Fika makes my favorite cappuccino in New York City, period. A lot of people disagree, saying Fika's espresso is not strong enough, and while I agree that it's not the strongest espresso Manhattan has to offer, coffee drinks with more punch tend to get muddy and compromise the flavor. Fika has balance, and that in itself is an under-appreciated art. Like Cafe Grumpy, Fika has a few locations, but the one I know best and like best is on Park Avenue (I had a bad experience at the one in midtown; it smelled like burnt popcorn). For atmosphere, I like Grumpy more, but for espresso drinks, Fika trumps Grumpy in balance and flavor. Fika, a Swedish word that can be used both as a noun and a verb to mean "little coffee break," lives up to its Scandinavian heritage by offering one of my favorite little chocoalte treats: the chokladbollar, a rich chocolate cake shaped like a golf ball and rolled in coconut flakes.
Zibetto Espresso Bar
1385 6th Avenue (at 56th Street), Manhattan
This tiny Italian espresso bar in midtown served me one of the best espressos of my life, and I will forever hold it in my heart for that. I have been meaning to go back and eat a miniature cannoli with bright flecks of orange peel for ages. Zibetto's Italian nature is true to form. Most patrons drinks while standing at a thin marble bar, and you pay the bill at the end, after you've finished your coffee. Zibetto is not open late, but it's an excellent stop on a wintry day while shopping.
There is very good restaurant coffee to be hand in the city, and then there is Van Daag. I ordered an iced coffee during brunch one day at this Dutch/Northern European restaurant, took one sip, and declared it a crime if anyone at the table, including my mother, tried to put even one drop of sugar or milk in it. I normally take my coffee with milk, and I typically like a pinch of sugar in espresso, so it is a rare moment indeed when coffee pushes forth with a complexity so divine that I can't bear to see it adulterated. While Vandaag operates as a full restaurant, a bar serves coffee and pastries in the morning and afternoon before it becomes an alcohol bar at night, so it does work when you need a 30-minute pop-in for coffee.
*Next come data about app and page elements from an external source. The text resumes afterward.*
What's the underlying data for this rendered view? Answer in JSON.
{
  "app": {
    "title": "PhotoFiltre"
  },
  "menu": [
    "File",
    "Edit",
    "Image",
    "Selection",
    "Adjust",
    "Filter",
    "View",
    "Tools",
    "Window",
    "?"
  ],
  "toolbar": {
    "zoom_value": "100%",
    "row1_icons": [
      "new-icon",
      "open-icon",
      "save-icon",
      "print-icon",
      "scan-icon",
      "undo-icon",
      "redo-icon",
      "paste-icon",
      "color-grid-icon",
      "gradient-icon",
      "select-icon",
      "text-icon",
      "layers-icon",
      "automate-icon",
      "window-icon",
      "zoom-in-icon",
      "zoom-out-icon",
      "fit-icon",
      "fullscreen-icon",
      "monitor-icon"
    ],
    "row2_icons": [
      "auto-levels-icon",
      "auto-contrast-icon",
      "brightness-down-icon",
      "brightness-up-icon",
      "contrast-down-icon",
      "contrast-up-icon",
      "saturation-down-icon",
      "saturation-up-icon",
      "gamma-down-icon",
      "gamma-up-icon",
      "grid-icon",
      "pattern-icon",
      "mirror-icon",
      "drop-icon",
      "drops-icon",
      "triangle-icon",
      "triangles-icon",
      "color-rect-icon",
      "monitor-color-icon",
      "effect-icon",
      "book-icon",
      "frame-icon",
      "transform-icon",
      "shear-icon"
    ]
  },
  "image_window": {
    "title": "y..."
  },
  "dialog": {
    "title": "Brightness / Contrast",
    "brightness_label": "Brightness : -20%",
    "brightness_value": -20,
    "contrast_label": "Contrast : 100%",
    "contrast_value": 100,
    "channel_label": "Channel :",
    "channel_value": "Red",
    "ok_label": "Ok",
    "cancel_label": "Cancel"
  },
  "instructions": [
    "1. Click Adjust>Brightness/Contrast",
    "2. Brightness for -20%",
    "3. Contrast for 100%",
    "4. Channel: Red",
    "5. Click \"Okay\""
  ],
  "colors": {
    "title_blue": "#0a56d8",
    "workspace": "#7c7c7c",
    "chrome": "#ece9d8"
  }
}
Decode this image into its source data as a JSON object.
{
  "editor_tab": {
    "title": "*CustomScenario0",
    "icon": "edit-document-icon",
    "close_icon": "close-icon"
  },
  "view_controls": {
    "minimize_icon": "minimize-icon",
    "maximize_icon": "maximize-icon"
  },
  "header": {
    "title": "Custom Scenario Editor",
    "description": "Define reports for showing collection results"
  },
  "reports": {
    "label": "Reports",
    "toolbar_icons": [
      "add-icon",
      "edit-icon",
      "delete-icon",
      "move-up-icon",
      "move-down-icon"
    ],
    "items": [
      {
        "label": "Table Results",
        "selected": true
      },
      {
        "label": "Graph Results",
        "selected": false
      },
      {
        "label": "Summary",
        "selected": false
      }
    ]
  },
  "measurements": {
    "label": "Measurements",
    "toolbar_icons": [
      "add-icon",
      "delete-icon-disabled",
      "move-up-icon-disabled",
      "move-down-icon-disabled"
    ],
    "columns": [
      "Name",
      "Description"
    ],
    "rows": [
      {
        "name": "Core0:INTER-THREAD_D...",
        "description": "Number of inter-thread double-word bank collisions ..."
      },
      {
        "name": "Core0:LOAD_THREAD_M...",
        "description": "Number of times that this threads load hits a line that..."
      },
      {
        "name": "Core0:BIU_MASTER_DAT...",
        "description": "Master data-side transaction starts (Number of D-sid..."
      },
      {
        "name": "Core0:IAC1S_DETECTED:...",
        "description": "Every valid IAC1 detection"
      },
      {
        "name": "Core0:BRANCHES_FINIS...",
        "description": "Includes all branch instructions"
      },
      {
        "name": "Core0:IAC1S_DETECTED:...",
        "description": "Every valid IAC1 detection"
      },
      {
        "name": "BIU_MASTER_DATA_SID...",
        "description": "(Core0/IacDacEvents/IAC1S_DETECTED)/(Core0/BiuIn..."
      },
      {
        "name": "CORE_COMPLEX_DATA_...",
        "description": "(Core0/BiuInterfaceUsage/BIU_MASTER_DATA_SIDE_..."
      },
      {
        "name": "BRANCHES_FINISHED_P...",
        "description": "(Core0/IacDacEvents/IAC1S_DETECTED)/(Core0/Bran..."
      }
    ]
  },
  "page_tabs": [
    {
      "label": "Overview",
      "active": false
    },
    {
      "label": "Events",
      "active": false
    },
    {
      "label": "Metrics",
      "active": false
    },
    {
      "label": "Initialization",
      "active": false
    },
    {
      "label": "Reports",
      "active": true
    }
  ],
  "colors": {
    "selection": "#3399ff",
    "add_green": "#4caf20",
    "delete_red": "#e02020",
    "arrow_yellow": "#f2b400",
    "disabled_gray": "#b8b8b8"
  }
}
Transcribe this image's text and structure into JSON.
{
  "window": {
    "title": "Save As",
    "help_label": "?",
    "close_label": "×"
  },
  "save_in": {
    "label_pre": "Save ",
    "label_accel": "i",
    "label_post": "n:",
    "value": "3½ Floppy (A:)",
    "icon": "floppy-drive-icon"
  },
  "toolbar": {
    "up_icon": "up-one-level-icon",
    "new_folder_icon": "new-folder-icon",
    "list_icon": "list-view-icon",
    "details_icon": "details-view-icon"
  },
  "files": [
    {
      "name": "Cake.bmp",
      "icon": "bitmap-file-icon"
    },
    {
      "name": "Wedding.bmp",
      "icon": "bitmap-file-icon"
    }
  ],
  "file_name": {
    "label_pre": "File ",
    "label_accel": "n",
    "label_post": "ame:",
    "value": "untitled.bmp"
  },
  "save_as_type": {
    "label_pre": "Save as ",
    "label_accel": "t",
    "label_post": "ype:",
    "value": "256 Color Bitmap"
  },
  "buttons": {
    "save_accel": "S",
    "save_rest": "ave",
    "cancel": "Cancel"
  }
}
It's also one of the most beautifully designed restaurants in my opinion, although I am partial to the simplicity and straight lines that mark Norther European design.
A best-of list for coffee in New York really would not be complete without these few other incredible spots:
Blue Bottle Coffee (Brooklyn)
Stumptown at The Ace Hotel
Joe the Art of Coffee